TASK GOAL: The answer consists solely of the data below, reproduced exactly.

Element data from apps and pages:
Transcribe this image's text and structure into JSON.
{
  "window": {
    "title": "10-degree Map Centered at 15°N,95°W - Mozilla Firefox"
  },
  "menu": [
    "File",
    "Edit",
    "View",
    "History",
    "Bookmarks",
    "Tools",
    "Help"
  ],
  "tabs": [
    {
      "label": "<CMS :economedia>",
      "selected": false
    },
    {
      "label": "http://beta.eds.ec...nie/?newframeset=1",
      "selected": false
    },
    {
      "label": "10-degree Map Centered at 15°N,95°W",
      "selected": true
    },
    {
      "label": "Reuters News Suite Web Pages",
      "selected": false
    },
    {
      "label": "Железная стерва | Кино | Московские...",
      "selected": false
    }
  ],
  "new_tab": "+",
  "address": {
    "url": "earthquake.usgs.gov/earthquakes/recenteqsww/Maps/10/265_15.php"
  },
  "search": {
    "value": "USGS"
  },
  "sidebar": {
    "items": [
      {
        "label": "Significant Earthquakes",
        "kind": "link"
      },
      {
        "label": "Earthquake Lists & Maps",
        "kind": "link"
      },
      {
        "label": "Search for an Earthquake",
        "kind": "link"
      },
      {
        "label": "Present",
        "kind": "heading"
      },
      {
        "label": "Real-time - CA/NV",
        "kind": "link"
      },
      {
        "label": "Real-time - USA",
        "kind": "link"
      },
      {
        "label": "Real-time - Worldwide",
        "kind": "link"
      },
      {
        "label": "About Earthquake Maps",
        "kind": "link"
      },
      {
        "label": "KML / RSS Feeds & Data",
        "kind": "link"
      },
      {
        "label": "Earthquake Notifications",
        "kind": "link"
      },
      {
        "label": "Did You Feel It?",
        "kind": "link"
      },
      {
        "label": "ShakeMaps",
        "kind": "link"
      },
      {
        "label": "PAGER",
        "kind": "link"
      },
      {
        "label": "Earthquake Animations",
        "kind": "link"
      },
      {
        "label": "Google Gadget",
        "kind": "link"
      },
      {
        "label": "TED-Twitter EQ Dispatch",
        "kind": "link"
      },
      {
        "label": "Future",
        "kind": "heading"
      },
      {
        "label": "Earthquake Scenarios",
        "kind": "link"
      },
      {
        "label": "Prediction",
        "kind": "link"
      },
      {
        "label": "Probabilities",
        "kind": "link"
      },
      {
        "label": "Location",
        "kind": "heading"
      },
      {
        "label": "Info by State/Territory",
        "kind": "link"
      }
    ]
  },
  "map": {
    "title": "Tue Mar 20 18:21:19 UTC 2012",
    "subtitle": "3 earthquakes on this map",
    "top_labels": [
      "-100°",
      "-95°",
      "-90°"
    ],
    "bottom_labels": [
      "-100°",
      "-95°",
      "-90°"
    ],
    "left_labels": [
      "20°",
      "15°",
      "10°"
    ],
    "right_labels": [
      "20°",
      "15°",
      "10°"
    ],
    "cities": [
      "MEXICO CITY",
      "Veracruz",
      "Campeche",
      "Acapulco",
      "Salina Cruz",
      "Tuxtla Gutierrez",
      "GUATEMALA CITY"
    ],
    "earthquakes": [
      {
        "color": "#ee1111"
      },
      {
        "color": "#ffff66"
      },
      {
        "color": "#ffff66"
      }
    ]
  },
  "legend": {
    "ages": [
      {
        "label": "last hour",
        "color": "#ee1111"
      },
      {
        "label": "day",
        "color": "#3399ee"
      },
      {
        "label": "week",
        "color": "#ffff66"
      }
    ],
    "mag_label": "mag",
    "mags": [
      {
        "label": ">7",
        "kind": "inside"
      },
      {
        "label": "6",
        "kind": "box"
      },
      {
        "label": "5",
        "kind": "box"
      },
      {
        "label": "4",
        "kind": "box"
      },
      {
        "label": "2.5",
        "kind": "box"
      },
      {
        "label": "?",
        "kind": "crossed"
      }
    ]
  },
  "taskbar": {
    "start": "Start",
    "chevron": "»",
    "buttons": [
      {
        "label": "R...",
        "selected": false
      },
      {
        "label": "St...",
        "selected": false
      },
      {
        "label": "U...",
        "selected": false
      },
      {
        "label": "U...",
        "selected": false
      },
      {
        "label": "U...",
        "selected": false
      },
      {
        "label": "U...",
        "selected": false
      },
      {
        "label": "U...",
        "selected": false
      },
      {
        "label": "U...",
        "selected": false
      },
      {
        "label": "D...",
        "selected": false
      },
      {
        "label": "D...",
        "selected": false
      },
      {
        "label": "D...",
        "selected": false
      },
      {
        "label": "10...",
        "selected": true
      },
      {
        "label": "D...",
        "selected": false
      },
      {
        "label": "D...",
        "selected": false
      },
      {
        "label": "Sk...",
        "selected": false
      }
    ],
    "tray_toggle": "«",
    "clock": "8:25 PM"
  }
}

YOUR RESPONSE:
Transcribe this image's text and structure into JSON.
{
  "window": {
    "title": "10-degree Map Centered at 15°N,95°W - Mozilla Firefox"
  },
  "menu": [
    "File",
    "Edit",
    "View",
    "History",
    "Bookmarks",
    "Tools",
    "Help"
  ],
  "tabs": [
    {
      "label": "<CMS :economedia>",
      "selected": false
    },
    {
      "label": "http://beta.eds.ec...nie/?newframeset=1",
      "selected": false
    },
    {
      "label": "10-degree Map Centered at 15°N,95°W",
      "selected": true
    },
    {
      "label": "Reuters News Suite Web Pages",
      "selected": false
    },
    {
      "label": "Железная стерва | Кино | Московские...",
      "selected": false
    }
  ],
  "new_tab": "+",
  "address": {
    "url": "earthquake.usgs.gov/earthquakes/recenteqsww/Maps/10/265_15.php"
  },
  "search": {
    "value": "USGS"
  },
  "sidebar": {
    "items": [
      {
        "label": "Significant Earthquakes",
        "kind": "link"
      },
      {
        "label": "Earthquake Lists & Maps",
        "kind": "link"
      },
      {
        "label": "Search for an Earthquake",
        "kind": "link"
      },
      {
        "label": "Present",
        "kind": "heading"
      },
      {
        "label": "Real-time - CA/NV",
        "kind": "link"
      },
      {
        "label": "Real-time - USA",
        "kind": "link"
      },
      {
        "label": "Real-time - Worldwide",
        "kind": "link"
      },
      {
        "label": "About Earthquake Maps",
        "kind": "link"
      },
      {
        "label": "KML / RSS Feeds & Data",
        "kind": "link"
      },
      {
        "label": "Earthquake Notifications",
        "kind": "link"
      },
      {
        "label": "Did You Feel It?",
        "kind": "link"
      },
      {
        "label": "ShakeMaps",
        "kind": "link"
      },
      {
        "label": "PAGER",
        "kind": "link"
      },
      {
        "label": "Earthquake Animations",
        "kind": "link"
      },
      {
        "label": "Google Gadget",
        "kind": "link"
      },
      {
        "label": "TED-Twitter EQ Dispatch",
        "kind": "link"
      },
      {
        "label": "Future",
        "kind": "heading"
      },
      {
        "label": "Earthquake Scenarios",
        "kind": "link"
      },
      {
        "label": "Prediction",
        "kind": "link"
      },
      {
        "label": "Probabilities",
        "kind": "link"
      },
      {
        "label": "Location",
        "kind": "heading"
      },
      {
        "label": "Info by State/Territory",
        "kind": "link"
      }
    ]
  },
  "map": {
    "title": "Tue Mar 20 18:21:19 UTC 2012",
    "subtitle": "3 earthquakes on this map",
    "top_labels": [
      "-100°",
      "-95°",
      "-90°"
    ],
    "bottom_labels": [
      "-100°",
      "-95°",
      "-90°"
    ],
    "left_labels": [
      "20°",
      "15°",
      "10°"
    ],
    "right_labels": [
      "20°",
      "15°",
      "10°"
    ],
    "cities": [
      "MEXICO CITY",
      "Veracruz",
      "Campeche",
      "Acapulco",
      "Salina Cruz",
      "Tuxtla Gutierrez",
      "GUATEMALA CITY"
    ],
    "earthquakes": [
      {
        "color": "#ee1111"
      },
      {
        "color": "#ffff66"
      },
      {
        "color": "#ffff66"
      }
    ]
  },
  "legend": {
    "ages": [
      {
        "label": "last hour",
        "color": "#ee1111"
      },
      {
        "label": "day",
        "color": "#3399ee"
      },
      {
        "label": "week",
        "color": "#ffff66"
      }
    ],
    "mag_label": "mag",
    "mags": [
      {
        "label": ">7",
        "kind": "inside"
      },
      {
        "label": "6",
        "kind": "box"
      },
      {
        "label": "5",
        "kind": "box"
      },
      {
        "label": "4",
        "kind": "box"
      },
      {
        "label": "2.5",
        "kind": "box"
      },
      {
        "label": "?",
        "kind": "crossed"
      }
    ]
  },
  "taskbar": {
    "start": "Start",
    "chevron": "»",
    "buttons": [
      {
        "label": "R...",
        "selected": false
      },
      {
        "label": "St...",
        "selected": false
      },
      {
        "label": "U...",
        "selected": false
      },
      {
        "label": "U...",
        "selected": false
      },
      {
        "label": "U...",
        "selected": false
      },
      {
        "label": "U...",
        "selected": false
      },
      {
        "label": "U...",
        "selected": false
      },
      {
        "label": "U...",
        "selected": false
      },
      {
        "label": "D...",
        "selected": false
      },
      {
        "label": "D...",
        "selected": false
      },
      {
        "label": "D...",
        "selected": false
      },
      {
        "label": "10...",
        "selected": true
      },
      {
        "label": "D...",
        "selected": false
      },
      {
        "label": "D...",
        "selected": false
      },
      {
        "label": "Sk...",
        "selected": false
      }
    ],
    "tray_toggle": "«",
    "clock": "8:25 PM"
  }
}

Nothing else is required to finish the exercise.